A wise, elderly woman in the congregation, hearing the preacher struggle to explain predestination, said: “Ah, I have long settled that point. For if God had not chosen me before I was born, I am sure he would have seen nothing in me to have chosen me afterward.” She has fingered the problem. The harshness of God’s electing grace is not that God chooses who will be saved; it is the realization that we would never chose him.


C. S. Lewis paints this well in The Last Battle. The lion, Aslan, the Christ-figure, has defeated his enemies, among which is a group of unhappy dwarves who have been held captive in a dirty, dark stable. Rather than treat them as enemies, Aslan surrounds them with green grass, blue sky, and fresh air. But the dwarves, so intent on self-preservation, huddle in a little circle as though still imprisoned.


“Aslan…will you do something for these dwarfs?” someone asked. “Dearest,” said Aslan, “I will show you what I can do, and what I cannot do.” Aslan raised his head and shook his mane. Instantly a glorious feast appeared on the dwarfs’ knees: pies…pigeons…trifles and ices, and each Dwarf had a goblet of good wine in his right hand. But it wasn’t much use. They began eating and drinking greedily enough, but it was clear that they couldn’t taste it properly. They thought they were eating and drinking only the sort of things you would find in a stable. One said he was trying to eat hay and another said he had got a bit of an old turnip and a third said he’d found a raw cabbage leaf. And they raised golden goblets of rich red wine to their lips and said “Ugh! Fancy drinking dirty water out of a trough that a donkey’s been at. Never thought we’d come to this.”

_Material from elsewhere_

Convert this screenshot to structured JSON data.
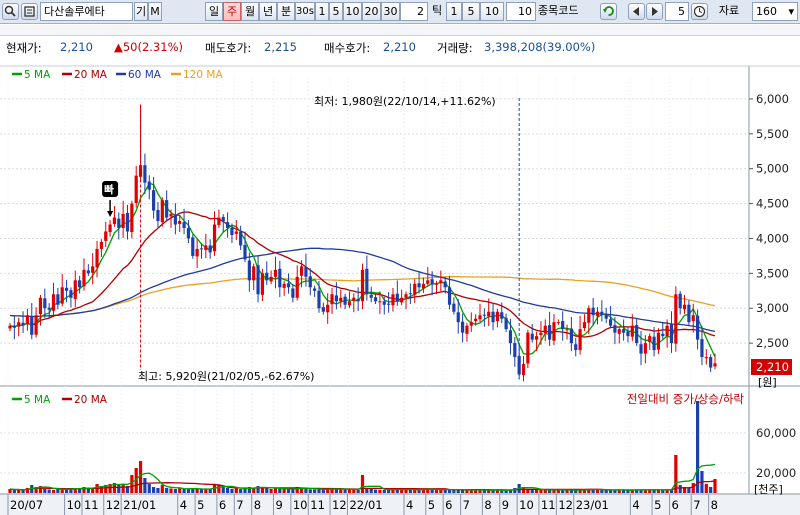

“You see,” said Aslan. “They will not let us help them. They have chosen cunning instead of belief. Their prison is only in their minds, yet they are in that prison; and so afraid of being taken in that they cannot be taken out.”


God dwells with the contrite and lifts the lowly. The truth of election humbles our pride because it reveals out blindness to beauty and the foolishness of our rejection of deep joy and lasting pleasure.